Tata Power and SN Power entered into an MoU in 2008. In 2009, Tata Power and SN Power signed an exclusive partnership agreement to develop joint hydro projects in India and Nepal. We, along with our Norwegian partner SN Power, are scouting for hydroelectric projects in both the countries. We already have two hydro projects, including the 880 MW project, coming at Tamakoshi in Nepal and we continue to explore various opportunities to create shareholder value. In the year 2011, Tata Power and SN Power Norway bagged the ´Dugar Hydro Electric Project´ in Chenab Valley in Himachal Pradesh, India. This run of the river project will primarily feed the northern grid.
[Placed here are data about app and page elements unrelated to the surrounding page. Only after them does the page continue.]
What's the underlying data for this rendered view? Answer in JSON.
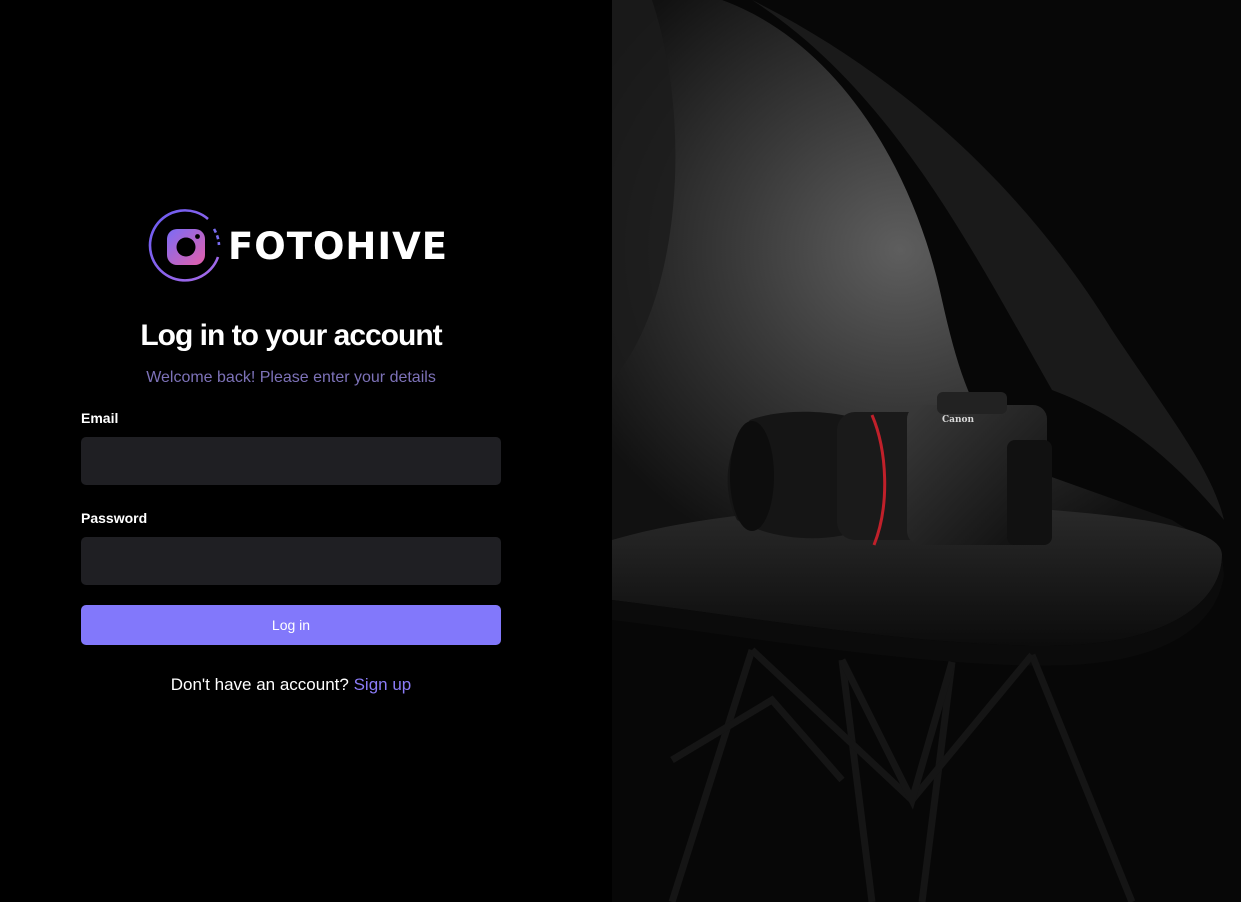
{
  "brand": {
    "name": "FOTOHIVE",
    "logo_icon": "camera-logo-icon",
    "gradient_from": "#7b6cf6",
    "gradient_to": "#e35fa9"
  },
  "login": {
    "title": "Log in to your account",
    "subtitle": "Welcome back! Please enter your details",
    "email_label": "Email",
    "email_value": "",
    "password_label": "Password",
    "password_value": "",
    "submit_label": "Log in",
    "signup_prompt": "Don't have an account?",
    "signup_link": "Sign up"
  },
  "hero": {
    "image_subject": "camera-on-chair-photo"
  },
  "colors": {
    "accent": "#8278fb",
    "link": "#8b7cf8",
    "subtitle": "#7d72b8",
    "input_bg": "#1f1f23",
    "background": "#000000"
  }
}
It is the last project in cascade in Himachal Pradesh on the river Chandrabhaga (Chenab) and envisages a dam height of 93 meters with an underground cavern type powerhouse at its base. The partners aim to have a total of 4,000 MW by 2020. Tata Power and SN Power are pursuing potential project opportunities based on the vast reserves of renewable energy in the Himalayas. Each joint project will be developed through a SPV structure. For SPVs in Nepal, SN Power will hold 50 per cent of the total issued and paid up capital of the SPV + one equity share. For SPVs in India, Tata Power will hold 50 percent of the total issued and paid up capital of the SPV + one equity share. Both companies will have equal say in all matters across all SPVs.
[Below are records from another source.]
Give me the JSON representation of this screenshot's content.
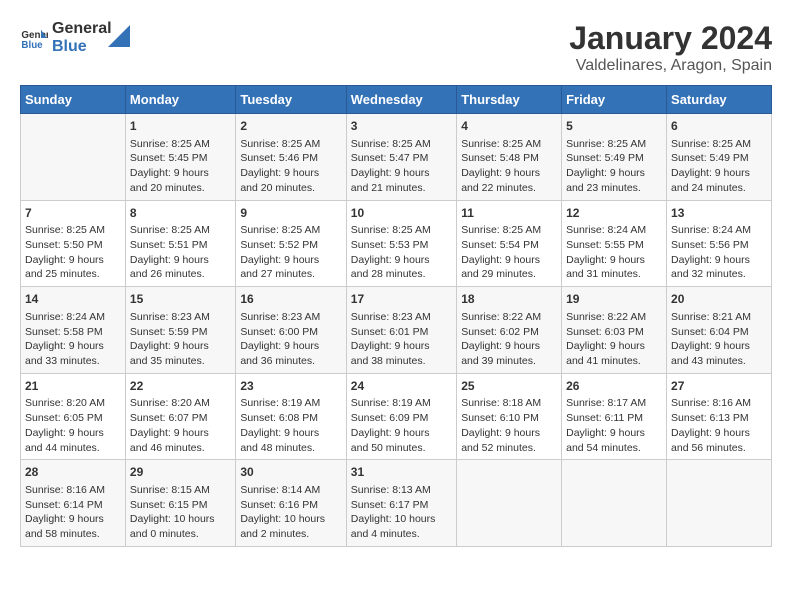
{
  "logo": {
    "text_general": "General",
    "text_blue": "Blue"
  },
  "title": "January 2024",
  "subtitle": "Valdelinares, Aragon, Spain",
  "days_of_week": [
    "Sunday",
    "Monday",
    "Tuesday",
    "Wednesday",
    "Thursday",
    "Friday",
    "Saturday"
  ],
  "weeks": [
    [
      {
        "day": "",
        "content": ""
      },
      {
        "day": "1",
        "content": "Sunrise: 8:25 AM\nSunset: 5:45 PM\nDaylight: 9 hours\nand 20 minutes."
      },
      {
        "day": "2",
        "content": "Sunrise: 8:25 AM\nSunset: 5:46 PM\nDaylight: 9 hours\nand 20 minutes."
      },
      {
        "day": "3",
        "content": "Sunrise: 8:25 AM\nSunset: 5:47 PM\nDaylight: 9 hours\nand 21 minutes."
      },
      {
        "day": "4",
        "content": "Sunrise: 8:25 AM\nSunset: 5:48 PM\nDaylight: 9 hours\nand 22 minutes."
      },
      {
        "day": "5",
        "content": "Sunrise: 8:25 AM\nSunset: 5:49 PM\nDaylight: 9 hours\nand 23 minutes."
      },
      {
        "day": "6",
        "content": "Sunrise: 8:25 AM\nSunset: 5:49 PM\nDaylight: 9 hours\nand 24 minutes."
      }
    ],
    [
      {
        "day": "7",
        "content": "Sunrise: 8:25 AM\nSunset: 5:50 PM\nDaylight: 9 hours\nand 25 minutes."
      },
      {
        "day": "8",
        "content": "Sunrise: 8:25 AM\nSunset: 5:51 PM\nDaylight: 9 hours\nand 26 minutes."
      },
      {
        "day": "9",
        "content": "Sunrise: 8:25 AM\nSunset: 5:52 PM\nDaylight: 9 hours\nand 27 minutes."
      },
      {
        "day": "10",
        "content": "Sunrise: 8:25 AM\nSunset: 5:53 PM\nDaylight: 9 hours\nand 28 minutes."
      },
      {
        "day": "11",
        "content": "Sunrise: 8:25 AM\nSunset: 5:54 PM\nDaylight: 9 hours\nand 29 minutes."
      },
      {
        "day": "12",
        "content": "Sunrise: 8:24 AM\nSunset: 5:55 PM\nDaylight: 9 hours\nand 31 minutes."
      },
      {
        "day": "13",
        "content": "Sunrise: 8:24 AM\nSunset: 5:56 PM\nDaylight: 9 hours\nand 32 minutes."
      }
    ],
    [
      {
        "day": "14",
        "content": "Sunrise: 8:24 AM\nSunset: 5:58 PM\nDaylight: 9 hours\nand 33 minutes."
      },
      {
        "day": "15",
        "content": "Sunrise: 8:23 AM\nSunset: 5:59 PM\nDaylight: 9 hours\nand 35 minutes."
      },
      {
        "day": "16",
        "content": "Sunrise: 8:23 AM\nSunset: 6:00 PM\nDaylight: 9 hours\nand 36 minutes."
      },
      {
        "day": "17",
        "content": "Sunrise: 8:23 AM\nSunset: 6:01 PM\nDaylight: 9 hours\nand 38 minutes."
      },
      {
        "day": "18",
        "content": "Sunrise: 8:22 AM\nSunset: 6:02 PM\nDaylight: 9 hours\nand 39 minutes."
      },
      {
        "day": "19",
        "content": "Sunrise: 8:22 AM\nSunset: 6:03 PM\nDaylight: 9 hours\nand 41 minutes."
      },
      {
        "day": "20",
        "content": "Sunrise: 8:21 AM\nSunset: 6:04 PM\nDaylight: 9 hours\nand 43 minutes."
      }
    ],
    [
      {
        "day": "21",
        "content": "Sunrise: 8:20 AM\nSunset: 6:05 PM\nDaylight: 9 hours\nand 44 minutes."
      },
      {
        "day": "22",
        "content": "Sunrise: 8:20 AM\nSunset: 6:07 PM\nDaylight: 9 hours\nand 46 minutes."
      },
      {
        "day": "23",
        "content": "Sunrise: 8:19 AM\nSunset: 6:08 PM\nDaylight: 9 hours\nand 48 minutes."
      },
      {
        "day": "24",
        "content": "Sunrise: 8:19 AM\nSunset: 6:09 PM\nDaylight: 9 hours\nand 50 minutes."
      },
      {
        "day": "25",
        "content": "Sunrise: 8:18 AM\nSunset: 6:10 PM\nDaylight: 9 hours\nand 52 minutes."
      },
      {
        "day": "26",
        "content": "Sunrise: 8:17 AM\nSunset: 6:11 PM\nDaylight: 9 hours\nand 54 minutes."
      },
      {
        "day": "27",
        "content": "Sunrise: 8:16 AM\nSunset: 6:13 PM\nDaylight: 9 hours\nand 56 minutes."
      }
    ],
    [
      {
        "day": "28",
        "content": "Sunrise: 8:16 AM\nSunset: 6:14 PM\nDaylight: 9 hours\nand 58 minutes."
      },
      {
        "day": "29",
        "content": "Sunrise: 8:15 AM\nSunset: 6:15 PM\nDaylight: 10 hours\nand 0 minutes."
      },
      {
        "day": "30",
        "content": "Sunrise: 8:14 AM\nSunset: 6:16 PM\nDaylight: 10 hours\nand 2 minutes."
      },
      {
        "day": "31",
        "content": "Sunrise: 8:13 AM\nSunset: 6:17 PM\nDaylight: 10 hours\nand 4 minutes."
      },
      {
        "day": "",
        "content": ""
      },
      {
        "day": "",
        "content": ""
      },
      {
        "day": "",
        "content": ""
      }
    ]
  ]
}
What are the major challenges affecting hydro?
As India continues to expand its generation capacity across energy sources, there are several challenges to set up hydro projects in the country. Some that a private developer faces in setting up a hydroelectric plant are long gestation period of construction on account of various reasons, namely environmental issues, rehabilitation and resettlement (R&R) problems, gap between investigations and field realities, etc. We do have a number of successful stories on the hydroelectric projects but we also have large projects which have taken several years to get completed. Moreover, due to the capital intensive nature of hydro power projects there is a challenge finding a balance between bankability and affordability. It is advisable to engage in detail with stakeholder communities in advance of setting up a project towards successful R&R. It might also be advisable for the government to look into the R&R directly and inform the developers of what is required of them in advance of the bid for the project. This might help in reducing delays while ensure successful R&R.
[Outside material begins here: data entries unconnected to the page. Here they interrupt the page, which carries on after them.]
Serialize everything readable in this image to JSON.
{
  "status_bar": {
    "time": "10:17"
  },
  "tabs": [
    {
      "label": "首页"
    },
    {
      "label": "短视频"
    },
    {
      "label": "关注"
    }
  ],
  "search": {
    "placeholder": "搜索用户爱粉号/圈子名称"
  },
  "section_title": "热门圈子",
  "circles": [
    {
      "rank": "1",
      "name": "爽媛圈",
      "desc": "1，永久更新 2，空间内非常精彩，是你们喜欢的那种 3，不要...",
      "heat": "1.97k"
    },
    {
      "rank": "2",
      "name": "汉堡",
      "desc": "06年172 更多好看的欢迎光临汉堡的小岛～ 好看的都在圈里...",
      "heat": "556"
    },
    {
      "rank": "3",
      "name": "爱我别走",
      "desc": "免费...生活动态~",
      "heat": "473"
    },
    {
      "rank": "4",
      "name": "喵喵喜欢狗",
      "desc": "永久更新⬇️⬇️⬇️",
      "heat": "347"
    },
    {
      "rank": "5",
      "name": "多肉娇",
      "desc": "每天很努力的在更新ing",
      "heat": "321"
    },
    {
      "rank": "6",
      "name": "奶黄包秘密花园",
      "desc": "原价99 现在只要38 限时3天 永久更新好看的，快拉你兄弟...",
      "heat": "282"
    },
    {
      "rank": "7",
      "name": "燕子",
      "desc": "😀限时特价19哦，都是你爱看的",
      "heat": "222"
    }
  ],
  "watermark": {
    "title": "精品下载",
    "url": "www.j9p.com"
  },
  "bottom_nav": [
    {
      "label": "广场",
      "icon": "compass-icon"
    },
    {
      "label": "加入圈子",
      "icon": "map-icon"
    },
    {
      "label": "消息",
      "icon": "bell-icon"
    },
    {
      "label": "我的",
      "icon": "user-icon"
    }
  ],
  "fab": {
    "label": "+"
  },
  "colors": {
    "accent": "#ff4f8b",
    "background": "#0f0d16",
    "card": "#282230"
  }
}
What learnings from your JVs in Bhutan and Georgia can be adopted in India?
While the Indian market is a focus for business for Tata Power, it also dawned on us that due to fuel shortages, land-availability and delays in various clearances, the pace of opportunities in India may move to fruition slowly. Tata Power has four investment verticals which compete against each other for investment. The four verticals are India, South East Asia, Middle east, Turkey and Africa. Whichever vertical brings the proposal where the risks are mitigated and rewards are shown, gets the investment. Going by the past five years´ experience, Tata Power hasn´t taken any decision of investment in India. Other than renewables, all decisions have gone to the other three geographical verticals. For the simple reason that the opportunities there fructified and got converted. We found that the rewards were more and risks were mitigated. The only investment that has really gone well in India is renewables. The company, thus, started making investments into projects in select international geographies to strengthen and diversify its portfolio and for greater impetus for growth, and is setting up 2,600 MW of capacity abroad. The company has endeavoured to lead the reform process for sustainable power and is committed to safeguarding the environment for future generations. We are constantly scouting for newer clean and green energy projects which are in line with our core business value of sustainable growth, and will further enhance and increase our clean energy footprint.